Nepali Times
State Of The State
The future of the past


'Wonder' was the oft-repeated word at the signing ceremony of the Comprehensive Peace Agreement on Tuesday evening. Everyone seemed surprised. Prime Minister Girija Prasad Koirala claimed he had stunned the international community with a peace deal with former-terrorists. Maoist chairman Pushpa Kamal Dahal boasted that his was the miraculous deed-achieving change with continuity in a stagnant society and sterile polity.

Koirala has reasons to be smug. His earlier premiership was sabotaged by the Maoists, now he's put them in their place. The octogenarian had also been at the receiving end of UML barbs, but Madhab Nepal had to accept a peripheral role in what promises to be a path-breaking deal. The NC boss has never been a favourite of the Nepal Army. At the signing ceremony, Chief of Army Staff Rukmangat Katuwal humbly sat at the back as the decade-old civil war was declared over. The Nepali Congress had reasons to celebrate on Wednesday.

But ground realities have to change significantly if the rest of us are to feel free again.

Dahal thinks the deal he has made with Koirala is a 'miracle'. Communists never tire of repeating Lenin's clich? that Marxism is a scientific ideology with no room for miracles. Two parts hydrogen and one part oxygen never produce milk. So should we swallow the Chairman's concoction? It will do no harm, but let there be no illusions that it's milk and honey from here on.

The first test will be changing in the behaviour of guerrilla commanders in the countryside. Most never had direct access to their leadership and accepted directives issued from safe houses in Siliguri, Lucknow, and Noida because Prachanda and his sponsors promised more than individual commanders could achieve on their own. Now Maoist nominees in the interim legislature and government will have to deliver, as their secretaries in the districts face the wrath of sympathisers, supporters, followers, part-timers, and full-time cadres. Comrade Chairman's organisational ability will need to kick into high gear.

The Rayamajhi Commission has diverted attention by pointing at the king as the primary agent of dictatorial experiments. But Maoists and mainstreamers alike will have to answer the vital question: didn't they encourage the king to take over by insisting that they would deal only with the master, rather than his slaves? Sher Bahadur Deuba and Madhab Nepal timidly accepted this by joining the royal government.
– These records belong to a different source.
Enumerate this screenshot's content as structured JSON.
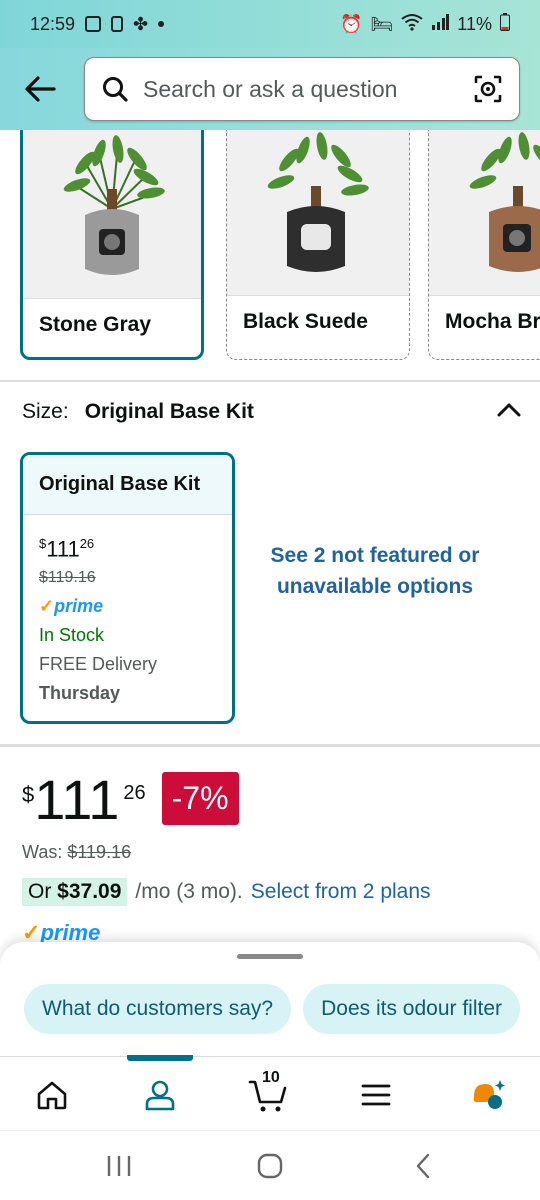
{
  "status_bar": {
    "time": "12:59",
    "battery": "11%"
  },
  "search": {
    "placeholder": "Search or ask a question"
  },
  "colors": {
    "selected": "Stone Gray",
    "options": [
      {
        "label": "Stone Gray"
      },
      {
        "label": "Black Suede"
      },
      {
        "label": "Mocha Br"
      }
    ]
  },
  "size": {
    "label": "Size:",
    "value": "Original Base Kit",
    "card": {
      "title": "Original Base Kit",
      "price_currency": "$",
      "price_whole": "111",
      "price_fraction": "26",
      "was_price": "$119.16",
      "prime": "prime",
      "stock": "In Stock",
      "delivery": "FREE Delivery",
      "delivery_day": "Thursday"
    },
    "unfeatured_link": "See 2 not featured or unavailable options"
  },
  "price": {
    "currency": "$",
    "whole": "111",
    "fraction": "26",
    "discount": "-7%",
    "was_label": "Was:",
    "was_price": "$119.16"
  },
  "plans": {
    "prefix": "Or",
    "monthly": "$37.09",
    "term": "/mo (3 mo).",
    "link": "Select from 2 plans"
  },
  "prime_label": "prime",
  "questions": [
    "What do customers say?",
    "Does its odour filter"
  ],
  "nav": {
    "cart_count": "10",
    "active": "account"
  }
}
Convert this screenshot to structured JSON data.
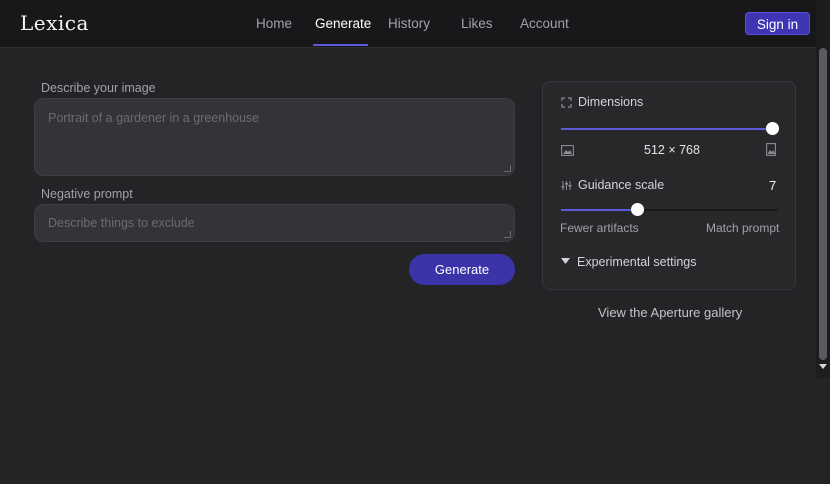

King Gyanendra has given de facto approval to the peace deal, but his public approval is also a not-so-veiled warning to the dealmakers: beware, big brother in the palace is watching.

The third, most important test of the peace deal will be its implementation. The government will have to guarantee the safety of unarmed Maoist cadres returning home to face those they had until recently coerced, abducted, fleeced, and oppressed. The anger of people whose near and dear have been tortured, maimed, or killed by the military or militants will require more than platitudes. The Nepali Congress is sending its leaders back to the villages, but whether they will actually follow the central directives is yet to be seen. The Maoist leadership will also need to travel, meeting the aggrieved, instead of congregating for free lunches at state-sponsored secure centres.

At best, the peace-deal is an opportunity to begin building the bridges of reconciliation. This is a process, a journey, and its impact will be measured by the distance travelled from the podium of the Birendra International Convention Centre in New Baneswor on 21 November, 2006. Whether it turns out to be a red-letter day or yet another false start will depend largely upon how Dahal and his cohorts conduct themselves in the coming days. For now, the Koirala-Dahal duo deserves the kudos they are receiving left, right, and centre.

(11 JAN 2013 - 17 JAN 2013)